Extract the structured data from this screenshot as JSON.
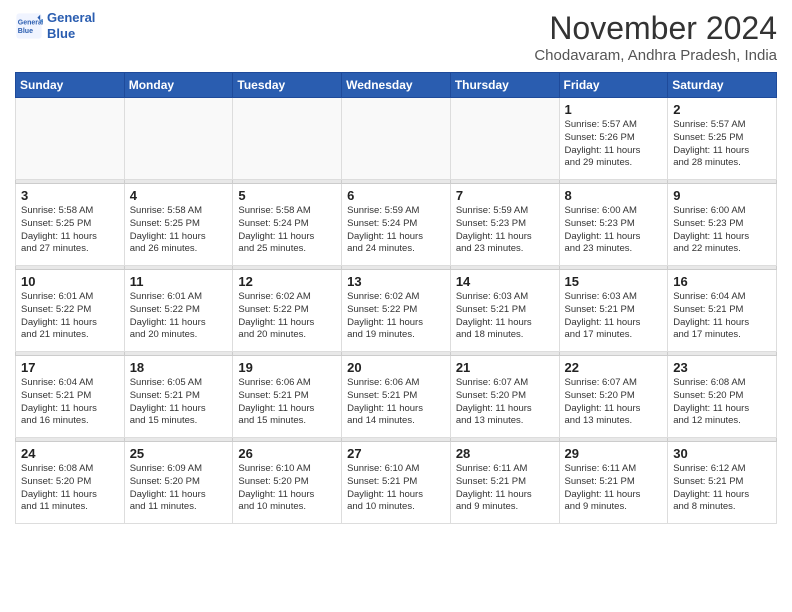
{
  "header": {
    "logo_line1": "General",
    "logo_line2": "Blue",
    "month_year": "November 2024",
    "location": "Chodavaram, Andhra Pradesh, India"
  },
  "weekdays": [
    "Sunday",
    "Monday",
    "Tuesday",
    "Wednesday",
    "Thursday",
    "Friday",
    "Saturday"
  ],
  "weeks": [
    [
      {
        "day": "",
        "info": ""
      },
      {
        "day": "",
        "info": ""
      },
      {
        "day": "",
        "info": ""
      },
      {
        "day": "",
        "info": ""
      },
      {
        "day": "",
        "info": ""
      },
      {
        "day": "1",
        "info": "Sunrise: 5:57 AM\nSunset: 5:26 PM\nDaylight: 11 hours\nand 29 minutes."
      },
      {
        "day": "2",
        "info": "Sunrise: 5:57 AM\nSunset: 5:25 PM\nDaylight: 11 hours\nand 28 minutes."
      }
    ],
    [
      {
        "day": "3",
        "info": "Sunrise: 5:58 AM\nSunset: 5:25 PM\nDaylight: 11 hours\nand 27 minutes."
      },
      {
        "day": "4",
        "info": "Sunrise: 5:58 AM\nSunset: 5:25 PM\nDaylight: 11 hours\nand 26 minutes."
      },
      {
        "day": "5",
        "info": "Sunrise: 5:58 AM\nSunset: 5:24 PM\nDaylight: 11 hours\nand 25 minutes."
      },
      {
        "day": "6",
        "info": "Sunrise: 5:59 AM\nSunset: 5:24 PM\nDaylight: 11 hours\nand 24 minutes."
      },
      {
        "day": "7",
        "info": "Sunrise: 5:59 AM\nSunset: 5:23 PM\nDaylight: 11 hours\nand 23 minutes."
      },
      {
        "day": "8",
        "info": "Sunrise: 6:00 AM\nSunset: 5:23 PM\nDaylight: 11 hours\nand 23 minutes."
      },
      {
        "day": "9",
        "info": "Sunrise: 6:00 AM\nSunset: 5:23 PM\nDaylight: 11 hours\nand 22 minutes."
      }
    ],
    [
      {
        "day": "10",
        "info": "Sunrise: 6:01 AM\nSunset: 5:22 PM\nDaylight: 11 hours\nand 21 minutes."
      },
      {
        "day": "11",
        "info": "Sunrise: 6:01 AM\nSunset: 5:22 PM\nDaylight: 11 hours\nand 20 minutes."
      },
      {
        "day": "12",
        "info": "Sunrise: 6:02 AM\nSunset: 5:22 PM\nDaylight: 11 hours\nand 20 minutes."
      },
      {
        "day": "13",
        "info": "Sunrise: 6:02 AM\nSunset: 5:22 PM\nDaylight: 11 hours\nand 19 minutes."
      },
      {
        "day": "14",
        "info": "Sunrise: 6:03 AM\nSunset: 5:21 PM\nDaylight: 11 hours\nand 18 minutes."
      },
      {
        "day": "15",
        "info": "Sunrise: 6:03 AM\nSunset: 5:21 PM\nDaylight: 11 hours\nand 17 minutes."
      },
      {
        "day": "16",
        "info": "Sunrise: 6:04 AM\nSunset: 5:21 PM\nDaylight: 11 hours\nand 17 minutes."
      }
    ],
    [
      {
        "day": "17",
        "info": "Sunrise: 6:04 AM\nSunset: 5:21 PM\nDaylight: 11 hours\nand 16 minutes."
      },
      {
        "day": "18",
        "info": "Sunrise: 6:05 AM\nSunset: 5:21 PM\nDaylight: 11 hours\nand 15 minutes."
      },
      {
        "day": "19",
        "info": "Sunrise: 6:06 AM\nSunset: 5:21 PM\nDaylight: 11 hours\nand 15 minutes."
      },
      {
        "day": "20",
        "info": "Sunrise: 6:06 AM\nSunset: 5:21 PM\nDaylight: 11 hours\nand 14 minutes."
      },
      {
        "day": "21",
        "info": "Sunrise: 6:07 AM\nSunset: 5:20 PM\nDaylight: 11 hours\nand 13 minutes."
      },
      {
        "day": "22",
        "info": "Sunrise: 6:07 AM\nSunset: 5:20 PM\nDaylight: 11 hours\nand 13 minutes."
      },
      {
        "day": "23",
        "info": "Sunrise: 6:08 AM\nSunset: 5:20 PM\nDaylight: 11 hours\nand 12 minutes."
      }
    ],
    [
      {
        "day": "24",
        "info": "Sunrise: 6:08 AM\nSunset: 5:20 PM\nDaylight: 11 hours\nand 11 minutes."
      },
      {
        "day": "25",
        "info": "Sunrise: 6:09 AM\nSunset: 5:20 PM\nDaylight: 11 hours\nand 11 minutes."
      },
      {
        "day": "26",
        "info": "Sunrise: 6:10 AM\nSunset: 5:20 PM\nDaylight: 11 hours\nand 10 minutes."
      },
      {
        "day": "27",
        "info": "Sunrise: 6:10 AM\nSunset: 5:21 PM\nDaylight: 11 hours\nand 10 minutes."
      },
      {
        "day": "28",
        "info": "Sunrise: 6:11 AM\nSunset: 5:21 PM\nDaylight: 11 hours\nand 9 minutes."
      },
      {
        "day": "29",
        "info": "Sunrise: 6:11 AM\nSunset: 5:21 PM\nDaylight: 11 hours\nand 9 minutes."
      },
      {
        "day": "30",
        "info": "Sunrise: 6:12 AM\nSunset: 5:21 PM\nDaylight: 11 hours\nand 8 minutes."
      }
    ]
  ]
}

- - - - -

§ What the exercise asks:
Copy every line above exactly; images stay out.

§ Solution to the exercise:
Extract the structured data from this screenshot as JSON.
{
  "header": {
    "logo_line1": "General",
    "logo_line2": "Blue",
    "month_year": "November 2024",
    "location": "Chodavaram, Andhra Pradesh, India"
  },
  "weekdays": [
    "Sunday",
    "Monday",
    "Tuesday",
    "Wednesday",
    "Thursday",
    "Friday",
    "Saturday"
  ],
  "weeks": [
    [
      {
        "day": "",
        "info": ""
      },
      {
        "day": "",
        "info": ""
      },
      {
        "day": "",
        "info": ""
      },
      {
        "day": "",
        "info": ""
      },
      {
        "day": "",
        "info": ""
      },
      {
        "day": "1",
        "info": "Sunrise: 5:57 AM\nSunset: 5:26 PM\nDaylight: 11 hours\nand 29 minutes."
      },
      {
        "day": "2",
        "info": "Sunrise: 5:57 AM\nSunset: 5:25 PM\nDaylight: 11 hours\nand 28 minutes."
      }
    ],
    [
      {
        "day": "3",
        "info": "Sunrise: 5:58 AM\nSunset: 5:25 PM\nDaylight: 11 hours\nand 27 minutes."
      },
      {
        "day": "4",
        "info": "Sunrise: 5:58 AM\nSunset: 5:25 PM\nDaylight: 11 hours\nand 26 minutes."
      },
      {
        "day": "5",
        "info": "Sunrise: 5:58 AM\nSunset: 5:24 PM\nDaylight: 11 hours\nand 25 minutes."
      },
      {
        "day": "6",
        "info": "Sunrise: 5:59 AM\nSunset: 5:24 PM\nDaylight: 11 hours\nand 24 minutes."
      },
      {
        "day": "7",
        "info": "Sunrise: 5:59 AM\nSunset: 5:23 PM\nDaylight: 11 hours\nand 23 minutes."
      },
      {
        "day": "8",
        "info": "Sunrise: 6:00 AM\nSunset: 5:23 PM\nDaylight: 11 hours\nand 23 minutes."
      },
      {
        "day": "9",
        "info": "Sunrise: 6:00 AM\nSunset: 5:23 PM\nDaylight: 11 hours\nand 22 minutes."
      }
    ],
    [
      {
        "day": "10",
        "info": "Sunrise: 6:01 AM\nSunset: 5:22 PM\nDaylight: 11 hours\nand 21 minutes."
      },
      {
        "day": "11",
        "info": "Sunrise: 6:01 AM\nSunset: 5:22 PM\nDaylight: 11 hours\nand 20 minutes."
      },
      {
        "day": "12",
        "info": "Sunrise: 6:02 AM\nSunset: 5:22 PM\nDaylight: 11 hours\nand 20 minutes."
      },
      {
        "day": "13",
        "info": "Sunrise: 6:02 AM\nSunset: 5:22 PM\nDaylight: 11 hours\nand 19 minutes."
      },
      {
        "day": "14",
        "info": "Sunrise: 6:03 AM\nSunset: 5:21 PM\nDaylight: 11 hours\nand 18 minutes."
      },
      {
        "day": "15",
        "info": "Sunrise: 6:03 AM\nSunset: 5:21 PM\nDaylight: 11 hours\nand 17 minutes."
      },
      {
        "day": "16",
        "info": "Sunrise: 6:04 AM\nSunset: 5:21 PM\nDaylight: 11 hours\nand 17 minutes."
      }
    ],
    [
      {
        "day": "17",
        "info": "Sunrise: 6:04 AM\nSunset: 5:21 PM\nDaylight: 11 hours\nand 16 minutes."
      },
      {
        "day": "18",
        "info": "Sunrise: 6:05 AM\nSunset: 5:21 PM\nDaylight: 11 hours\nand 15 minutes."
      },
      {
        "day": "19",
        "info": "Sunrise: 6:06 AM\nSunset: 5:21 PM\nDaylight: 11 hours\nand 15 minutes."
      },
      {
        "day": "20",
        "info": "Sunrise: 6:06 AM\nSunset: 5:21 PM\nDaylight: 11 hours\nand 14 minutes."
      },
      {
        "day": "21",
        "info": "Sunrise: 6:07 AM\nSunset: 5:20 PM\nDaylight: 11 hours\nand 13 minutes."
      },
      {
        "day": "22",
        "info": "Sunrise: 6:07 AM\nSunset: 5:20 PM\nDaylight: 11 hours\nand 13 minutes."
      },
      {
        "day": "23",
        "info": "Sunrise: 6:08 AM\nSunset: 5:20 PM\nDaylight: 11 hours\nand 12 minutes."
      }
    ],
    [
      {
        "day": "24",
        "info": "Sunrise: 6:08 AM\nSunset: 5:20 PM\nDaylight: 11 hours\nand 11 minutes."
      },
      {
        "day": "25",
        "info": "Sunrise: 6:09 AM\nSunset: 5:20 PM\nDaylight: 11 hours\nand 11 minutes."
      },
      {
        "day": "26",
        "info": "Sunrise: 6:10 AM\nSunset: 5:20 PM\nDaylight: 11 hours\nand 10 minutes."
      },
      {
        "day": "27",
        "info": "Sunrise: 6:10 AM\nSunset: 5:21 PM\nDaylight: 11 hours\nand 10 minutes."
      },
      {
        "day": "28",
        "info": "Sunrise: 6:11 AM\nSunset: 5:21 PM\nDaylight: 11 hours\nand 9 minutes."
      },
      {
        "day": "29",
        "info": "Sunrise: 6:11 AM\nSunset: 5:21 PM\nDaylight: 11 hours\nand 9 minutes."
      },
      {
        "day": "30",
        "info": "Sunrise: 6:12 AM\nSunset: 5:21 PM\nDaylight: 11 hours\nand 8 minutes."
      }
    ]
  ]
}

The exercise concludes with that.